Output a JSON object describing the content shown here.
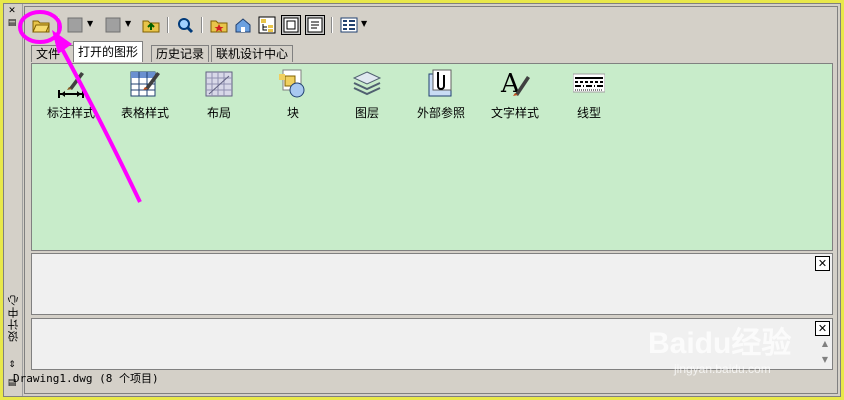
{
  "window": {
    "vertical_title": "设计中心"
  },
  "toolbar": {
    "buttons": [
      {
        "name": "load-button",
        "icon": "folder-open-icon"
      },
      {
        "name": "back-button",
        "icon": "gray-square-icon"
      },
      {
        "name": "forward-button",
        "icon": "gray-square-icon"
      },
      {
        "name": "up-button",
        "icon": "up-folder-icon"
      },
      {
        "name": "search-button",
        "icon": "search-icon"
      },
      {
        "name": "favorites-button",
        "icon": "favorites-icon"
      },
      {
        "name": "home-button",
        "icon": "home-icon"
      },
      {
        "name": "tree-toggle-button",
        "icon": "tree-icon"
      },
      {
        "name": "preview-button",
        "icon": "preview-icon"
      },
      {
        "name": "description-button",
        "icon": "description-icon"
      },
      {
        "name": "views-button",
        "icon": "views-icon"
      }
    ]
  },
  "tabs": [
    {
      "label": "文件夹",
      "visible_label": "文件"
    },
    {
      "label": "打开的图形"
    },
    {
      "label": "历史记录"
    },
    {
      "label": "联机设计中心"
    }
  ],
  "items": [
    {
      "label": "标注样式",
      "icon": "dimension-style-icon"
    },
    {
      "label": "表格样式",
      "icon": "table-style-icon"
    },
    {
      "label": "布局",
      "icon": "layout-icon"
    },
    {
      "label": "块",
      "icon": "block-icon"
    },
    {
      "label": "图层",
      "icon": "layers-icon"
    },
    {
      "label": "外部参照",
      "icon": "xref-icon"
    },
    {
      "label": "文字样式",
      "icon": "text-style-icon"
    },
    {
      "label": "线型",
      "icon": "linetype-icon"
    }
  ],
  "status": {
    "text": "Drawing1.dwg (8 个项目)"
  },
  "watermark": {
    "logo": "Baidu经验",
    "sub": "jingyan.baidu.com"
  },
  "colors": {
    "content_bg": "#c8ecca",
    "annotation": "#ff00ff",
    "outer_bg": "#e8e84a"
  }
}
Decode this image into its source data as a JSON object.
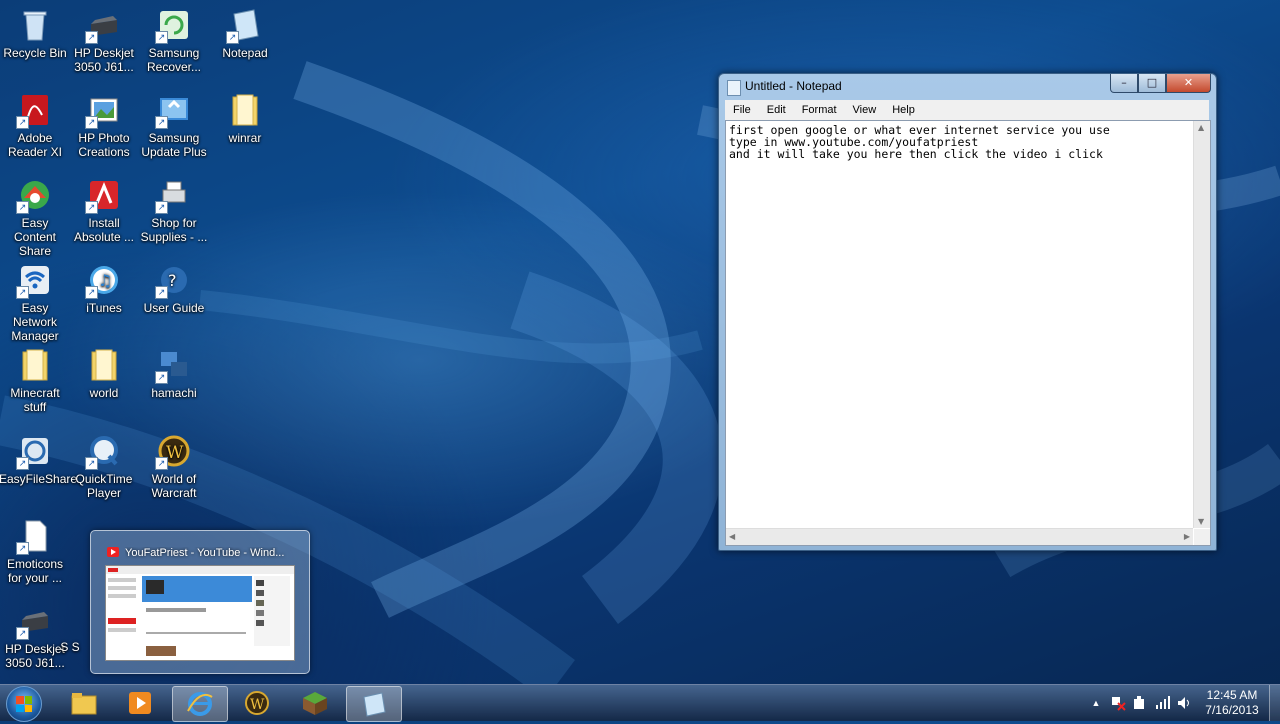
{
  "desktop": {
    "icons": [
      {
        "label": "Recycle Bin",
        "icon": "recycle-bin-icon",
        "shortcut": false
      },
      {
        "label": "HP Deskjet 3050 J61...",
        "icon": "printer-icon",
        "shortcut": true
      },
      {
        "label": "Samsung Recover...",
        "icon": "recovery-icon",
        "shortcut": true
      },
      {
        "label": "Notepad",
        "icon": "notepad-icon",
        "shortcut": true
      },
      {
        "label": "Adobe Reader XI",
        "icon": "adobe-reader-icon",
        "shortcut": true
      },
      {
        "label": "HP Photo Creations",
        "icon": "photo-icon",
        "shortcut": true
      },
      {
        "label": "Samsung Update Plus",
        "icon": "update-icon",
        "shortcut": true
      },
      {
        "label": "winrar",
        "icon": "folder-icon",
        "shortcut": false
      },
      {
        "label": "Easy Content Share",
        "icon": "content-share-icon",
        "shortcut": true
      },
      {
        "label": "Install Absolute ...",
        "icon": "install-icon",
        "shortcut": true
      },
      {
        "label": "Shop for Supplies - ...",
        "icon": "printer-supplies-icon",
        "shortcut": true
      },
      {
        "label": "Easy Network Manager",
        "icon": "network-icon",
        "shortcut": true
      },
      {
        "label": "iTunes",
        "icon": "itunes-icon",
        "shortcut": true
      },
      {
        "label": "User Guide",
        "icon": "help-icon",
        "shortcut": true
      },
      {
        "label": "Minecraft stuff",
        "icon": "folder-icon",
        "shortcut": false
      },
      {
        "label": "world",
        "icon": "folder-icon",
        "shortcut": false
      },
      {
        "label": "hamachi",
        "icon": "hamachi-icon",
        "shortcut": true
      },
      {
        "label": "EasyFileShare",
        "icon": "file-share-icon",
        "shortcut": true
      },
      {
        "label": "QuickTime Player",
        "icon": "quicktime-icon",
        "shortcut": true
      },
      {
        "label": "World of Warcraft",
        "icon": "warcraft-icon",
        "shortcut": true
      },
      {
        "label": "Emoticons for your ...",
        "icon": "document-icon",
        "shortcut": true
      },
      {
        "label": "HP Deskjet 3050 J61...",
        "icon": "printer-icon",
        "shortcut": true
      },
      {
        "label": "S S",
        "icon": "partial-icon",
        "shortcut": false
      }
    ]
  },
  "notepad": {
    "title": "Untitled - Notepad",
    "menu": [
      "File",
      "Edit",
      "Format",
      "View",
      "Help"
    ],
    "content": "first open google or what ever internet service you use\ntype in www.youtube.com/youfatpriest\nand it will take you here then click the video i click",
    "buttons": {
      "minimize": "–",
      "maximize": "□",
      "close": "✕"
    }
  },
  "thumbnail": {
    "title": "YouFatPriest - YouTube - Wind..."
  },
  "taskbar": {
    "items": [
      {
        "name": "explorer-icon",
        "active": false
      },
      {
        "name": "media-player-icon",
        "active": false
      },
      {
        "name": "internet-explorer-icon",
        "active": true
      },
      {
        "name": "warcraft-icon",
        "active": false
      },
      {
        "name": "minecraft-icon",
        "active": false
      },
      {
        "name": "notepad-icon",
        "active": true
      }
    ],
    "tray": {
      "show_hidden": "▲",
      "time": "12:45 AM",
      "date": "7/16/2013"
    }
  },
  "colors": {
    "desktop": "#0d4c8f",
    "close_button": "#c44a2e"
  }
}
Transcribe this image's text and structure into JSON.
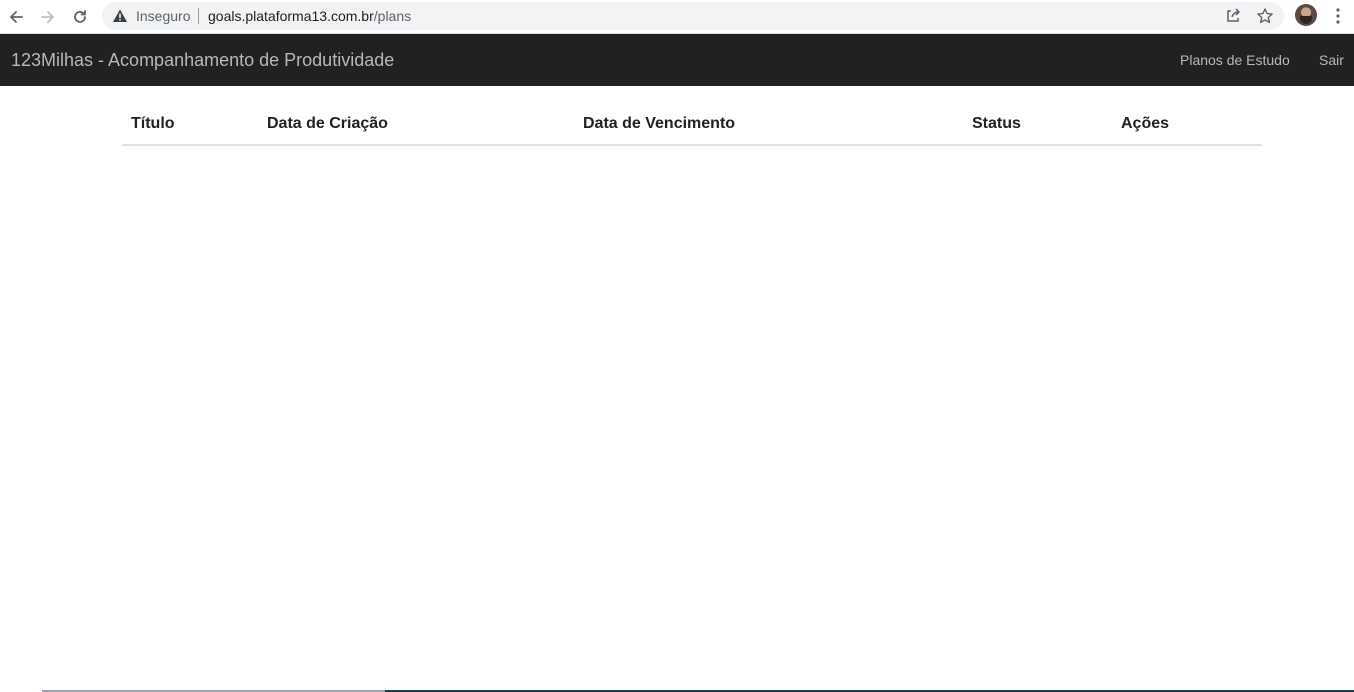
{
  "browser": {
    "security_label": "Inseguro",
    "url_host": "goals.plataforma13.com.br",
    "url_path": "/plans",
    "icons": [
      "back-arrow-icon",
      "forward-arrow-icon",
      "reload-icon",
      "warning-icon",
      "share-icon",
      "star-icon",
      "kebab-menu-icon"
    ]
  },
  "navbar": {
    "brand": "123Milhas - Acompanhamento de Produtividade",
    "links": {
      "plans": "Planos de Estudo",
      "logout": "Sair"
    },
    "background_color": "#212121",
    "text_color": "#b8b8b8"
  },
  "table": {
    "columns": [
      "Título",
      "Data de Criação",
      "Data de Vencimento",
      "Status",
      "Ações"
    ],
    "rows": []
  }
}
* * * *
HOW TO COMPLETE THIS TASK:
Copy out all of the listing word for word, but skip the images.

EXERCISE ANSWER:
Output a JSON object describing the content shown here.
{
  "window": {
    "vertical_title": "设计中心"
  },
  "toolbar": {
    "buttons": [
      {
        "name": "load-button",
        "icon": "folder-open-icon"
      },
      {
        "name": "back-button",
        "icon": "gray-square-icon"
      },
      {
        "name": "forward-button",
        "icon": "gray-square-icon"
      },
      {
        "name": "up-button",
        "icon": "up-folder-icon"
      },
      {
        "name": "search-button",
        "icon": "search-icon"
      },
      {
        "name": "favorites-button",
        "icon": "favorites-icon"
      },
      {
        "name": "home-button",
        "icon": "home-icon"
      },
      {
        "name": "tree-toggle-button",
        "icon": "tree-icon"
      },
      {
        "name": "preview-button",
        "icon": "preview-icon"
      },
      {
        "name": "description-button",
        "icon": "description-icon"
      },
      {
        "name": "views-button",
        "icon": "views-icon"
      }
    ]
  },
  "tabs": [
    {
      "label": "文件夹",
      "visible_label": "文件"
    },
    {
      "label": "打开的图形"
    },
    {
      "label": "历史记录"
    },
    {
      "label": "联机设计中心"
    }
  ],
  "items": [
    {
      "label": "标注样式",
      "icon": "dimension-style-icon"
    },
    {
      "label": "表格样式",
      "icon": "table-style-icon"
    },
    {
      "label": "布局",
      "icon": "layout-icon"
    },
    {
      "label": "块",
      "icon": "block-icon"
    },
    {
      "label": "图层",
      "icon": "layers-icon"
    },
    {
      "label": "外部参照",
      "icon": "xref-icon"
    },
    {
      "label": "文字样式",
      "icon": "text-style-icon"
    },
    {
      "label": "线型",
      "icon": "linetype-icon"
    }
  ],
  "status": {
    "text": "Drawing1.dwg (8 个项目)"
  },
  "watermark": {
    "logo": "Baidu经验",
    "sub": "jingyan.baidu.com"
  },
  "colors": {
    "content_bg": "#c8ecca",
    "annotation": "#ff00ff",
    "outer_bg": "#e8e84a"
  }
}
Decode this image into its source data as a JSON object.
{
  "desktop": {
    "icons": [
      {
        "label": "Recycle Bin",
        "icon": "recycle-bin-icon",
        "shortcut": false
      },
      {
        "label": "HP Deskjet 3050 J61...",
        "icon": "printer-icon",
        "shortcut": true
      },
      {
        "label": "Samsung Recover...",
        "icon": "recovery-icon",
        "shortcut": true
      },
      {
        "label": "Notepad",
        "icon": "notepad-icon",
        "shortcut": true
      },
      {
        "label": "Adobe Reader XI",
        "icon": "adobe-reader-icon",
        "shortcut": true
      },
      {
        "label": "HP Photo Creations",
        "icon": "photo-icon",
        "shortcut": true
      },
      {
        "label": "Samsung Update Plus",
        "icon": "update-icon",
        "shortcut": true
      },
      {
        "label": "winrar",
        "icon": "folder-icon",
        "shortcut": false
      },
      {
        "label": "Easy Content Share",
        "icon": "content-share-icon",
        "shortcut": true
      },
      {
        "label": "Install Absolute ...",
        "icon": "install-icon",
        "shortcut": true
      },
      {
        "label": "Shop for Supplies - ...",
        "icon": "printer-supplies-icon",
        "shortcut": true
      },
      {
        "label": "Easy Network Manager",
        "icon": "network-icon",
        "shortcut": true
      },
      {
        "label": "iTunes",
        "icon": "itunes-icon",
        "shortcut": true
      },
      {
        "label": "User Guide",
        "icon": "help-icon",
        "shortcut": true
      },
      {
        "label": "Minecraft stuff",
        "icon": "folder-icon",
        "shortcut": false
      },
      {
        "label": "world",
        "icon": "folder-icon",
        "shortcut": false
      },
      {
        "label": "hamachi",
        "icon": "hamachi-icon",
        "shortcut": true
      },
      {
        "label": "EasyFileShare",
        "icon": "file-share-icon",
        "shortcut": true
      },
      {
        "label": "QuickTime Player",
        "icon": "quicktime-icon",
        "shortcut": true
      },
      {
        "label": "World of Warcraft",
        "icon": "warcraft-icon",
        "shortcut": true
      },
      {
        "label": "Emoticons for your ...",
        "icon": "document-icon",
        "shortcut": true
      },
      {
        "label": "HP Deskjet 3050 J61...",
        "icon": "printer-icon",
        "shortcut": true
      },
      {
        "label": "S S",
        "icon": "partial-icon",
        "shortcut": false
      }
    ]
  },
  "notepad": {
    "title": "Untitled - Notepad",
    "menu": [
      "File",
      "Edit",
      "Format",
      "View",
      "Help"
    ],
    "content": "first open google or what ever internet service you use\ntype in www.youtube.com/youfatpriest\nand it will take you here then click the video i click",
    "buttons": {
      "minimize": "–",
      "maximize": "□",
      "close": "✕"
    }
  },
  "thumbnail": {
    "title": "YouFatPriest - YouTube - Wind..."
  },
  "taskbar": {
    "items": [
      {
        "name": "explorer-icon",
        "active": false
      },
      {
        "name": "media-player-icon",
        "active": false
      },
      {
        "name": "internet-explorer-icon",
        "active": true
      },
      {
        "name": "warcraft-icon",
        "active": false
      },
      {
        "name": "minecraft-icon",
        "active": false
      },
      {
        "name": "notepad-icon",
        "active": true
      }
    ],
    "tray": {
      "show_hidden": "▲",
      "time": "12:45 AM",
      "date": "7/16/2013"
    }
  },
  "colors": {
    "desktop": "#0d4c8f",
    "close_button": "#c44a2e"
  }
}
Transcribe this image's text and structure into JSON.
{
  "browser": {
    "security_label": "Inseguro",
    "url_host": "goals.plataforma13.com.br",
    "url_path": "/plans",
    "icons": [
      "back-arrow-icon",
      "forward-arrow-icon",
      "reload-icon",
      "warning-icon",
      "share-icon",
      "star-icon",
      "kebab-menu-icon"
    ]
  },
  "navbar": {
    "brand": "123Milhas - Acompanhamento de Produtividade",
    "links": {
      "plans": "Planos de Estudo",
      "logout": "Sair"
    },
    "background_color": "#212121",
    "text_color": "#b8b8b8"
  },
  "table": {
    "columns": [
      "Título",
      "Data de Criação",
      "Data de Vencimento",
      "Status",
      "Ações"
    ],
    "rows": []
  }
}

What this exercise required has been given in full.